Records supplied >>
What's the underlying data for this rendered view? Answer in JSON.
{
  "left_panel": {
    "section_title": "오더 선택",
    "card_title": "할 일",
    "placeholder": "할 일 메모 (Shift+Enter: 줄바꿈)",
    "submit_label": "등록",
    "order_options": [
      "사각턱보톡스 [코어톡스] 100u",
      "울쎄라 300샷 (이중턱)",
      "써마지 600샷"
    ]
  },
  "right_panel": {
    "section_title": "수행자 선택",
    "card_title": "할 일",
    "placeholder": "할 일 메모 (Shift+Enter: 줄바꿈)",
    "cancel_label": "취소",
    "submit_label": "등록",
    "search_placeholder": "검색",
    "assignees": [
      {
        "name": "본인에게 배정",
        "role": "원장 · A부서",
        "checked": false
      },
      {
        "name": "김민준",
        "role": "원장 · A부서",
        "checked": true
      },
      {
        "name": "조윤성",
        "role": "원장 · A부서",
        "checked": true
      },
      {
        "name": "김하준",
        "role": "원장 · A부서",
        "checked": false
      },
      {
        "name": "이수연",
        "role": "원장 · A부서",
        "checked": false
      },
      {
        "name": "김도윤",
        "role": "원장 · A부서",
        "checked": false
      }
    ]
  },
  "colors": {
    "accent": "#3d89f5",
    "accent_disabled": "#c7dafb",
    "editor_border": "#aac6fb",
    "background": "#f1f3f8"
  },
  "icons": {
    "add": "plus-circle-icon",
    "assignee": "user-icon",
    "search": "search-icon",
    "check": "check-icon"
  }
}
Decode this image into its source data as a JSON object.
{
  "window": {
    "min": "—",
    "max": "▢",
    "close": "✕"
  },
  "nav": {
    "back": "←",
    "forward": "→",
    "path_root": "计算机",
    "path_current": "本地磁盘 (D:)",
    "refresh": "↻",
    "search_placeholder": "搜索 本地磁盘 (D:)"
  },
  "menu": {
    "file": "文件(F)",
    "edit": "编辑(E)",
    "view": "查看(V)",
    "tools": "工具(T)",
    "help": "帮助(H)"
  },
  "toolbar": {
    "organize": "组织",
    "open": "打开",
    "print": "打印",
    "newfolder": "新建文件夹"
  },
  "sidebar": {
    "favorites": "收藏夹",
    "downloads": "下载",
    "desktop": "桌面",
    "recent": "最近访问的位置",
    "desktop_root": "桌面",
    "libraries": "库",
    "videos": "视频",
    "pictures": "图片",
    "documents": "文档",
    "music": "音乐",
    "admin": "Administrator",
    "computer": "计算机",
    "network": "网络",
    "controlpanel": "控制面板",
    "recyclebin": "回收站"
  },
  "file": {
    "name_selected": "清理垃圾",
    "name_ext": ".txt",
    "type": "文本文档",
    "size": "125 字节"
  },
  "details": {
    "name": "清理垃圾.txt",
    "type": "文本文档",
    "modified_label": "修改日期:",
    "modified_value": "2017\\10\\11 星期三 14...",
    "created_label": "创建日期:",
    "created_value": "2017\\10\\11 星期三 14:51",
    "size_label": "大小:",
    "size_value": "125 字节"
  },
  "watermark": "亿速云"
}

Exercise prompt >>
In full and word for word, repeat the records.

Reply to the task >>
What's the underlying data for this rendered view? Answer in JSON.
{
  "left_panel": {
    "section_title": "오더 선택",
    "card_title": "할 일",
    "placeholder": "할 일 메모 (Shift+Enter: 줄바꿈)",
    "submit_label": "등록",
    "order_options": [
      "사각턱보톡스 [코어톡스] 100u",
      "울쎄라 300샷 (이중턱)",
      "써마지 600샷"
    ]
  },
  "right_panel": {
    "section_title": "수행자 선택",
    "card_title": "할 일",
    "placeholder": "할 일 메모 (Shift+Enter: 줄바꿈)",
    "cancel_label": "취소",
    "submit_label": "등록",
    "search_placeholder": "검색",
    "assignees": [
      {
        "name": "본인에게 배정",
        "role": "원장 · A부서",
        "checked": false
      },
      {
        "name": "김민준",
        "role": "원장 · A부서",
        "checked": true
      },
      {
        "name": "조윤성",
        "role": "원장 · A부서",
        "checked": true
      },
      {
        "name": "김하준",
        "role": "원장 · A부서",
        "checked": false
      },
      {
        "name": "이수연",
        "role": "원장 · A부서",
        "checked": false
      },
      {
        "name": "김도윤",
        "role": "원장 · A부서",
        "checked": false
      }
    ]
  },
  "colors": {
    "accent": "#3d89f5",
    "accent_disabled": "#c7dafb",
    "editor_border": "#aac6fb",
    "background": "#f1f3f8"
  },
  "icons": {
    "add": "plus-circle-icon",
    "assignee": "user-icon",
    "search": "search-icon",
    "check": "check-icon"
  }
}
Decode this image into its source data as a JSON object.
{
  "window": {
    "min": "—",
    "max": "▢",
    "close": "✕"
  },
  "nav": {
    "back": "←",
    "forward": "→",
    "path_root": "计算机",
    "path_current": "本地磁盘 (D:)",
    "refresh": "↻",
    "search_placeholder": "搜索 本地磁盘 (D:)"
  },
  "menu": {
    "file": "文件(F)",
    "edit": "编辑(E)",
    "view": "查看(V)",
    "tools": "工具(T)",
    "help": "帮助(H)"
  },
  "toolbar": {
    "organize": "组织",
    "open": "打开",
    "print": "打印",
    "newfolder": "新建文件夹"
  },
  "sidebar": {
    "favorites": "收藏夹",
    "downloads": "下载",
    "desktop": "桌面",
    "recent": "最近访问的位置",
    "desktop_root": "桌面",
    "libraries": "库",
    "videos": "视频",
    "pictures": "图片",
    "documents": "文档",
    "music": "音乐",
    "admin": "Administrator",
    "computer": "计算机",
    "network": "网络",
    "controlpanel": "控制面板",
    "recyclebin": "回收站"
  },
  "file": {
    "name_selected": "清理垃圾",
    "name_ext": ".txt",
    "type": "文本文档",
    "size": "125 字节"
  },
  "details": {
    "name": "清理垃圾.txt",
    "type": "文本文档",
    "modified_label": "修改日期:",
    "modified_value": "2017\\10\\11 星期三 14...",
    "created_label": "创建日期:",
    "created_value": "2017\\10\\11 星期三 14:51",
    "size_label": "大小:",
    "size_value": "125 字节"
  },
  "watermark": "亿速云"
}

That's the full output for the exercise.